A dyspeptic Timothy Spall anchors Mike Leigh's Mr. Turner, a film that divided critics, pro and con. Mr. Turner is In Competition here, and I'm on the "con" side. It's an overly long, frequently tedious bio-pic of the famed painter of seascapes, historical tableaus, and landscapes. Spall's Turner is a lusty rake whose communications, with a few exceptions, are relegated to grunts. He's a neglectful father and husband though he's a doting, dutiful son to his own ailing father, William Turner (Paul Jesson, who lives with him. He's inspired such love from his lower-class maid Hannah (Dorothy Atkinson, who can't have him, that she's developed some skin condition (rosacea?) that starts on the nape of her neck and, over the years, takes over her entire face.
It's not that Leigh portrays Turner in such an unflattering light (he's particularly cruel to a former wife and his two daughters), it's that the director spends so much time on others, seemingly without cause, when we want to understand the artist of the title just slightly better.
Just understanding the thick British brogues is a problem, however. In the first twenty minutes of the film I relied on reading the French subtitles (and my French is poor) in desperation to get some sense out of the dialogue.
Other Leigh indulgences, such as a protracted drawing room musical interlude, don't add to the film as a whole.
The film is lush as cinematographer Dick Pope and Leigh create the kind of achingly beautiful vistas and backdrops that Turner created himself. I wish I could say as much about what was going on in the foreground. 6.4/10 ”
9. Grace of Monaco (2014)
Not Rated | 103 min | Biography, Drama, Romance
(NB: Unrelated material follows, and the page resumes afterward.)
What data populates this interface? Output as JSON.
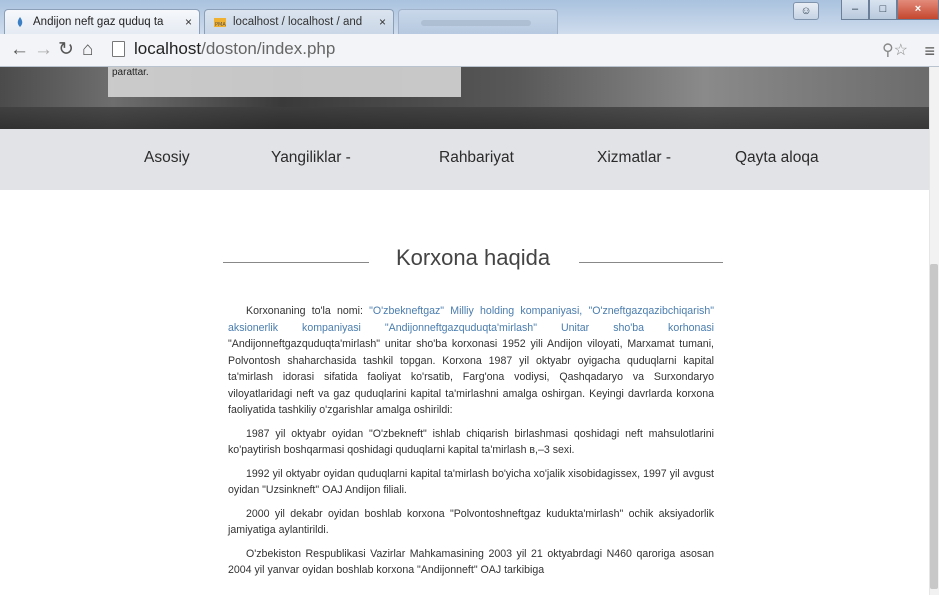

The story of former Hollywood star Grace Kelly's crisis of marriage and identity, during a political dispute between Monaco's Prince Rainier III and France's Charles De Gaulle, and a looming French invasion of Monaco in the early 1960s.
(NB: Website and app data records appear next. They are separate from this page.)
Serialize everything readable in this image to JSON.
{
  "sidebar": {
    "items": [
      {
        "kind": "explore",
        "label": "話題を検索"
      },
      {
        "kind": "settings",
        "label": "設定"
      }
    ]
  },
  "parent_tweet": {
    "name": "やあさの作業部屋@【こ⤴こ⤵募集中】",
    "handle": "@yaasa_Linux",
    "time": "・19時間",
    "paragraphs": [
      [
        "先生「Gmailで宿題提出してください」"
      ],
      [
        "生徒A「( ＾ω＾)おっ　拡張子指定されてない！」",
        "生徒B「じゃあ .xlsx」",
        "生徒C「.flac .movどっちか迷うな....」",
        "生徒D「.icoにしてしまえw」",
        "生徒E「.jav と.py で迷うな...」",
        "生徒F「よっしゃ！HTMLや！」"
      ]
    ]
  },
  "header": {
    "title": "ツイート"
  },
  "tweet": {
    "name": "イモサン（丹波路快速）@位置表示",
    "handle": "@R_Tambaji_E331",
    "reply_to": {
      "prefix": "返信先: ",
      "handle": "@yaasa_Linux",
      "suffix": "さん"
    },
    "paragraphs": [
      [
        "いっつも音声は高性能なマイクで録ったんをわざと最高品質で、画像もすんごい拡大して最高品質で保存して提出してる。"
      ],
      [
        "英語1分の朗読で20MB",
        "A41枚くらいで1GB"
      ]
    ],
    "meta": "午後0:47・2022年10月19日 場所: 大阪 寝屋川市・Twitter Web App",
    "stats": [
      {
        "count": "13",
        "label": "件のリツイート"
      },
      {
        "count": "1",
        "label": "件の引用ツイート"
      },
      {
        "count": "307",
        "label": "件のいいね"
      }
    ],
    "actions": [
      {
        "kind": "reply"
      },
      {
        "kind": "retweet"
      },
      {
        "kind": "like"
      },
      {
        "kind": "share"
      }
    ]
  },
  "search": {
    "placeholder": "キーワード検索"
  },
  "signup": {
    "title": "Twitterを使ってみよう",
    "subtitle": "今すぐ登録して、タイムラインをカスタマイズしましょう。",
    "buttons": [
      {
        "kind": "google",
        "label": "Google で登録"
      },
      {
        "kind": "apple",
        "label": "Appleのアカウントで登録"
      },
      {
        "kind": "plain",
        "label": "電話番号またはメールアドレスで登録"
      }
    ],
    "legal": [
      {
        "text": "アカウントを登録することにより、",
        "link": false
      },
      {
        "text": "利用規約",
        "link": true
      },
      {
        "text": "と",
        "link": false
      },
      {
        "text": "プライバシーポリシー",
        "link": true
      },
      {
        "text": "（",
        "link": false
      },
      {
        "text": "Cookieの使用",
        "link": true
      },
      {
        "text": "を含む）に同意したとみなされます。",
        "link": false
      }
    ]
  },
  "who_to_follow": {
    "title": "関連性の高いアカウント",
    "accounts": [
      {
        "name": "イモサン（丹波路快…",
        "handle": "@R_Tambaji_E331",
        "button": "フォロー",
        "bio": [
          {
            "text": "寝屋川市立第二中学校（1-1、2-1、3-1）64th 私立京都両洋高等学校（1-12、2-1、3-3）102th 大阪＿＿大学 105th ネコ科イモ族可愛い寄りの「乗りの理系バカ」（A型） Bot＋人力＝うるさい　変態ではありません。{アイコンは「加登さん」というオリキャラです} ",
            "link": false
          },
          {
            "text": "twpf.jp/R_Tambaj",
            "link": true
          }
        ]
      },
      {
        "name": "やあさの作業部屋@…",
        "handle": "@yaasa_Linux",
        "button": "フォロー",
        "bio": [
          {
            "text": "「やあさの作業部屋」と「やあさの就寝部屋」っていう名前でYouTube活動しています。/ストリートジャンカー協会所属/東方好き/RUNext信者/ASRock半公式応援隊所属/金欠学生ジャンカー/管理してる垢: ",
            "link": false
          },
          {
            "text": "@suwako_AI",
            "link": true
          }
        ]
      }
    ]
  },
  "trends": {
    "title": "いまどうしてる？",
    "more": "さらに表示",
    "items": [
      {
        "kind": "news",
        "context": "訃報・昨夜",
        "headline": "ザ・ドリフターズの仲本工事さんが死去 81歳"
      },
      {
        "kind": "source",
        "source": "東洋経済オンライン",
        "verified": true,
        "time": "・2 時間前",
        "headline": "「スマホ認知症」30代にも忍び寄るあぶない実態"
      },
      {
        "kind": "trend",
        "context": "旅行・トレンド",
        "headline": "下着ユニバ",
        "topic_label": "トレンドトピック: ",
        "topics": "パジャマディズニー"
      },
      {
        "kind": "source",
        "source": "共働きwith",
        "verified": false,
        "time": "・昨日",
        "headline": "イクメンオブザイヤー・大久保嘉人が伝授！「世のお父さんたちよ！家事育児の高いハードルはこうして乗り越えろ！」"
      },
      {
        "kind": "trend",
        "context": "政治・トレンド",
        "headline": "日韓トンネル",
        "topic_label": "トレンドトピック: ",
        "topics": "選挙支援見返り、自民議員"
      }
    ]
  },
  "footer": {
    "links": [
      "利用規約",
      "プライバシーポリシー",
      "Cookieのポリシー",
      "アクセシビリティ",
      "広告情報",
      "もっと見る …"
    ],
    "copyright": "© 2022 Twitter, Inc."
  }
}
The snickers started as soon as the disclaimer came up that the film was inspired by real characters. But they died down when the quote from Grace Kelly appeared on the screen: "The idea of my life as a fairy tale is itself a fairy tale." Thus starts a poor-little-rich-girl tale that purports to be about the real-world hardships endured by the Oscar-winning actress who became a Princess. Grace, played well with tea-kettle earnest intent by Nicole Kidman must deal with her unloving husband, Prince Ranier (a solid-as-always job by Tim Roth) and palace intrigue abounding. Director Olivier Dahan made La Vie En Rose and it appears he wants to make a Hitchcockian film with the global, historical import of The King's Speech. But it is a slave to the very pomp and circumstance it claims to eschew, ending with Grace solving a world crisis by hosting a sumptous charity ball. With animus nearing savagery usually reserved for Gwyneth Paltrow the press left the gauzy, muddled film shaking their heads. One wag mentioned, "It's a film that one imagines Graydon Carter masturbating to furiously." 6.1/10